HAPPY LABOR DAY. Or, is it Merry Labor Day? Labor Day is a mystery, but I’m glad we have it.
For you in other lands who read About Pops, Labor Day was, best I can tell, a holiday set aside to celebrate the American worker. In Oklahoma, where I live, by creed we honor that sentiment perpetually. Our state’s motto is Labor Omnia Vincit.
“It is a Latin phrase meaning "Work conquers all". The phrase is adapted from Virgil's Georgics, Book I, line 145-6: ...Labor omnia vicit / improbus ("Steady work overcame all things"). The poem was written in support of Augustus Caesar's "Back to the land" policy, aimed at encouraging more Romans to become farmers. Currently the state motto of the State of Oklahoma and incorporated into its state seal in 1907, the motto originally appeared on the territorial seal of Oklahoma Territory.” —Wikipedia.

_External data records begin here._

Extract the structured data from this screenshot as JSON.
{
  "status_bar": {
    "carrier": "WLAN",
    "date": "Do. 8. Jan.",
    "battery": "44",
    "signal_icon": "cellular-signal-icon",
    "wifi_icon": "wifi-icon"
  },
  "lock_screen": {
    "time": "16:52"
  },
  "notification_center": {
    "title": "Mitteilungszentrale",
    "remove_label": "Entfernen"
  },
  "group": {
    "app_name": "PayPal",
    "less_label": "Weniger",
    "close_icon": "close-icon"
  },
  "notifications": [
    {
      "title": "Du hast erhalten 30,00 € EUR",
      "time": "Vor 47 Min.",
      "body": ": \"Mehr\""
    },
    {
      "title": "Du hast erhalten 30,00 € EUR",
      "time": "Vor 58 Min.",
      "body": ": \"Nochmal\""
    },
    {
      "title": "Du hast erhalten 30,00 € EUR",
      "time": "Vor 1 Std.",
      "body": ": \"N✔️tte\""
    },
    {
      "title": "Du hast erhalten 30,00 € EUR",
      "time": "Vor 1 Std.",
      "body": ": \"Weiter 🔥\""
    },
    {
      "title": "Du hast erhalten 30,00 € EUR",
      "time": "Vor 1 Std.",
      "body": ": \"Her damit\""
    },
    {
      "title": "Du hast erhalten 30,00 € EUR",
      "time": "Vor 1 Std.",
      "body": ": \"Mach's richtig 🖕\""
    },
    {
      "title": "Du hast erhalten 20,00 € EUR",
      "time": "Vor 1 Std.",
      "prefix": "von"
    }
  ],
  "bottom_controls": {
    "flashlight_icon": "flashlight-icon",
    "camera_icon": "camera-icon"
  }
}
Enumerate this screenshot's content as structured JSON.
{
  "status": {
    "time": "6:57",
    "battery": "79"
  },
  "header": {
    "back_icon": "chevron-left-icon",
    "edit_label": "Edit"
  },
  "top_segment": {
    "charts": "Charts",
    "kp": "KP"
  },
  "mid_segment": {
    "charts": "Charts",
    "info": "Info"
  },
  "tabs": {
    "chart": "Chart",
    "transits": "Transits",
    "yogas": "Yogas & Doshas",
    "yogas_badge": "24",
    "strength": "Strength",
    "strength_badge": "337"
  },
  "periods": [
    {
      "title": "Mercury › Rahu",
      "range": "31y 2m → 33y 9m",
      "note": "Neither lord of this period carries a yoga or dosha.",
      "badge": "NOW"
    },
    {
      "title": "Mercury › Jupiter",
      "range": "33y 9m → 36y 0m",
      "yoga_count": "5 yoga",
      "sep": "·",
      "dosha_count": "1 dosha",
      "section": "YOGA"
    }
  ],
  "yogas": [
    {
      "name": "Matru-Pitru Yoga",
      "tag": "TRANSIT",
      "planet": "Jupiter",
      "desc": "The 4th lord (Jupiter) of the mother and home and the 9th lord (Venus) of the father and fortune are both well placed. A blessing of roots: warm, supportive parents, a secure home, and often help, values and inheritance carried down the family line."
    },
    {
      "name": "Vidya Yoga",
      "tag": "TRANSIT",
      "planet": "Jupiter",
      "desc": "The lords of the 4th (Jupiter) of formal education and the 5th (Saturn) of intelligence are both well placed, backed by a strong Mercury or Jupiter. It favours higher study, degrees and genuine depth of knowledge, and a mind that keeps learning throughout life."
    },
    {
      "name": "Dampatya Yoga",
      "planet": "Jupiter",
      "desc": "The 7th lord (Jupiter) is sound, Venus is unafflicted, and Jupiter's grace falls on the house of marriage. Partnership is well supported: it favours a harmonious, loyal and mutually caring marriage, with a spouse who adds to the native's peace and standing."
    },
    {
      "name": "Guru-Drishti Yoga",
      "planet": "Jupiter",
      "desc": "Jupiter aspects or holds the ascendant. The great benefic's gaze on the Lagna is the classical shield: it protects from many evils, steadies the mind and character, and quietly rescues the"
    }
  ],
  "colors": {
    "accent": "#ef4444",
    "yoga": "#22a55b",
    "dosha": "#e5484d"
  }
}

My bro-in-law Art, travels extensively and unearths some of the coolest treasures. He could have his own TV show. Recently, he ran across a safety kit from Conoco Oil. Inside the kit was a safety manual. It was issued September 1, 1964. On Labor Day. Intentionally?
The manual is full of excellent safety guidance, like this:
“Do not use compressed air to clean clothes. Never discharge compressed air onto other employees because serious injuries have resulted from such “horseplay” antics.”
Some of the guidance seems to be outdated, but it was probably the best available in 1964. Here, for example is the entire procedure to treat “Heart Stoppage”:
“Give closed heart massage (only if heart is stopped) and mouth to mouth respiration [sic].”
The thing I found most interesting about the Conoco safety manual was the Workman’s Creed printed on the back cover. I share it here, on this Labor Day, September 1, 2014, 50 years after its publication.
And the end is that the workman shall live to enjoy the fruits of his labor; that his mother shall have the comforts of his arm in her age; that his wife shall not be untimely a widow; that his children shall have a father; and that cripples and helpless wrecks who were once strong men shall not longer be a by-product of industry.” —P.B. Juhnke.
Not exactly the words I would have chosen, but what a beautiful, re-humanizing sentiment.